Target group: Students with multiple and severe disabilities, students without disabilities.

Purpose: Increase interactions between students with severe and multiple disabilities (SMD) and their peers without disabilities in physical education. Furthermore, to enhance students' with SMD inclusion in everyday life in school and increase access to all of the activities for students with SMD.

Description of EGP

This research project was done in two elementary schools. Participants were three students with severe and multiple disabilities (Cerebral palsy, muscular dystrophy and intellectual disability) and nine general education students who served as peer tutors. All students with SMD attended special classroom for most of their school day, but they participated in general physical education with age appropriate peers without disabilities. The class sizes were about 25–30 students. The physical education was taught by GPE teachers and students with SMD were assisted by teacher assistants and adapted physical education (APE) personnel. The project consisted of three stages:

  1. Observation of intact physical education class
  2. Selection and training of peer tutors
  3. Implementation of peer tutoring

During observation of intact PE class students with SMD most frequently interacted with adults (i.e., APE teacher, assistant teacher). All students were socially isolated from others and most of activities did together with adults. It might be attributed to continuous close proximity of the assistant personnel and students with SMD that increased students’ dependence on adults and limited their interactions with classmates.

Peer tutors were selected from the same class students with SMD joined in PE. Tutors were trained for three 30-minute training sessions. The student with SMD and his or her teacher assistant attended the second and third session. The training manual was provided to all peer tutors including five tutoring steps they had to learn: (1) instructions (e.g., cues, prompts), (2) demonstration, (3) physical assistance, (4) feedback, and (5) error correction. On the second and third session peer tutors practiced their skills working in pairs including student with SMD.

When the peer tutoring intervention was implemented, interaction behaviours between target students and peer tutors raised immediately. Teacher assistants and APE specialist monitored tutoring activities from about a 3– m distance and ensured a systematic rotation of peer tutors (10 min period for one tutor) so that none of the tutors would get tired or overwhelmed during the tutoring process. Also, the use of multiple peer tutors and the organisational arrangement including systematic peer tutor rotation benefited maintenance of the high level of interaction behaviours between students with SMD and peer tutors. Furthermore, the interaction behaviours between students with SMD and other peers (not peer tutors) also slightly increased during peer tutor intervention. Students not designated as peer tutors occasionally joined the tutors and students with disabilities dyad and showed desire to assist in activities.

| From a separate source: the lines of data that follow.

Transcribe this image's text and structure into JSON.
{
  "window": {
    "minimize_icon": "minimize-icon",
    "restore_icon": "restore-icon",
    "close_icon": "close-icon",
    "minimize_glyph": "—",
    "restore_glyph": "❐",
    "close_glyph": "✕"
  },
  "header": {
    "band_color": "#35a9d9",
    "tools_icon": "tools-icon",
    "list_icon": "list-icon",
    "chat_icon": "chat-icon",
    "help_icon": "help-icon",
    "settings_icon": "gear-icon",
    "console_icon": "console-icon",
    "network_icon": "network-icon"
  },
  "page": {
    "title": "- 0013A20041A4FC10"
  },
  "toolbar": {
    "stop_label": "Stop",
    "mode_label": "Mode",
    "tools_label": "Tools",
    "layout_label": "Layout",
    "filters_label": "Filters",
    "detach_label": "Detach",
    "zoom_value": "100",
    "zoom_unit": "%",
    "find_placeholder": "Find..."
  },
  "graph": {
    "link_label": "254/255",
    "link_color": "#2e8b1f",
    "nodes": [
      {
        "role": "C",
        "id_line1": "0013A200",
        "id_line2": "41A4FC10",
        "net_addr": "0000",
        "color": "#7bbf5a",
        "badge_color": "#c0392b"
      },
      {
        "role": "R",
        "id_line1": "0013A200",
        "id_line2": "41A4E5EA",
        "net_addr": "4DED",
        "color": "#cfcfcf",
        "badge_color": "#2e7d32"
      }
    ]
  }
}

Relevance of EGP to EUSAPA project

This project contributed to the practice on peer tutoring as an effective instructional strategy to increase interactions between students with SMD and other peers without disabilities in the inclusive learning environment. Peer tutoring seems to be very successful and efficient way of support in adapted physical education and thus should be considered in all European countries.

EUSAPA competencies presented in this EGP

  1. Ability to prepare human environments (assistant personnel e.g., teacher assistants, peer tutor, students without disabilities and school staff)
  2. Ability to prepare the physical environment (facilities, equipment, temporal)
  3. This EGP also relate with transfer of basic competencies in adaptation and appropriate support to peer tutors
  4. Introduction of peer tutoring depends on teachers ability to advocate for equal provision of PE for all students and ability to advocate for the rights of students with SEN for participation in PE/APE (e.g., support services, adapted equipment)

Example of good practice was described by Aija Klavina from Latvian Academy of Sport Education.